WORK INSTRUCTIONS
The job is to find each line in the entries holding the string "hands" and copy that line.
(DATA EXCERPTS Opens)
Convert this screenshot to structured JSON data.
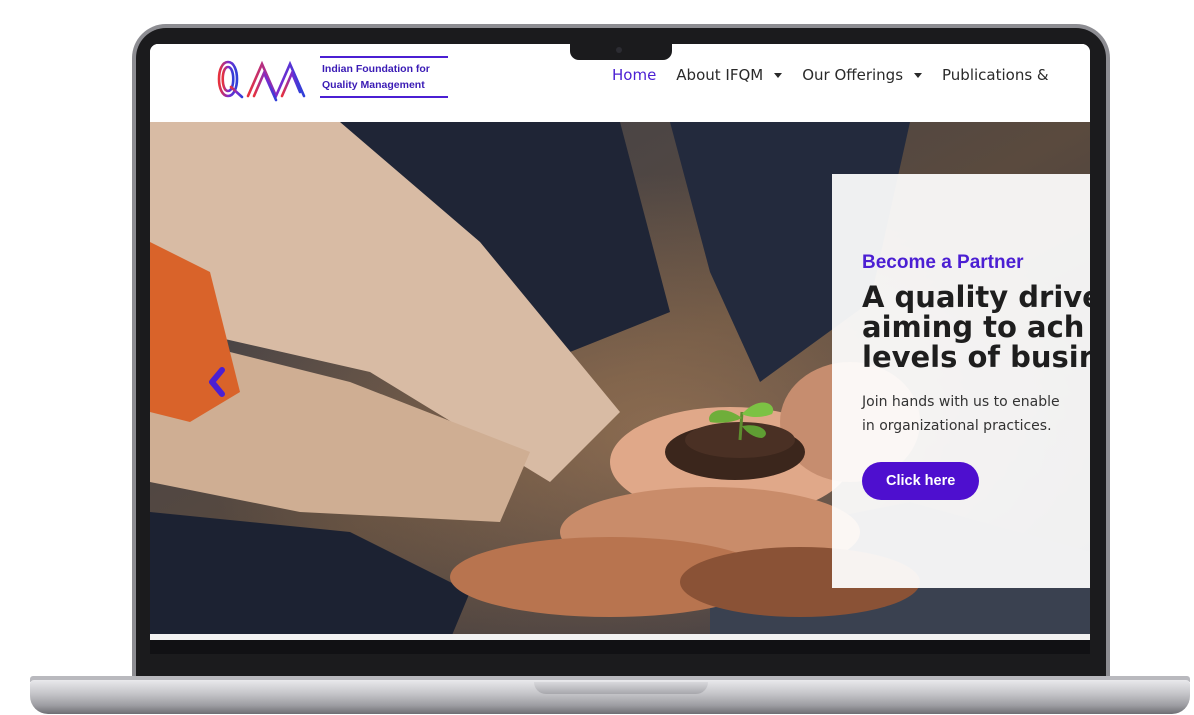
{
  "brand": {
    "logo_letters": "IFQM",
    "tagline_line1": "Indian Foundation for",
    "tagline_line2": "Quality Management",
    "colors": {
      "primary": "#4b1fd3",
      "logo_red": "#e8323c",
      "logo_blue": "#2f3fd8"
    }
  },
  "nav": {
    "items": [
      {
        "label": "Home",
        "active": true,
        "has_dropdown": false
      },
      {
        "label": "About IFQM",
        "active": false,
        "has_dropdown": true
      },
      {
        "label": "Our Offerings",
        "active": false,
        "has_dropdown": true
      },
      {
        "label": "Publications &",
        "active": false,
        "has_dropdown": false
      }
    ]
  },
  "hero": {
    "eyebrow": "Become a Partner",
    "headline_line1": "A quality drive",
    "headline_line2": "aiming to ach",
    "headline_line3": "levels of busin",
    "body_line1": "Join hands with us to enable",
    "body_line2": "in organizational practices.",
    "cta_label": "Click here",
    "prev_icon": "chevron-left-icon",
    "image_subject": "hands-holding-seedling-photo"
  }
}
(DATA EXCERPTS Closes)
RESPONSE
    "body_line1": "Join hands with us to enable",
    "image_subject": "hands-holding-seedling-photo"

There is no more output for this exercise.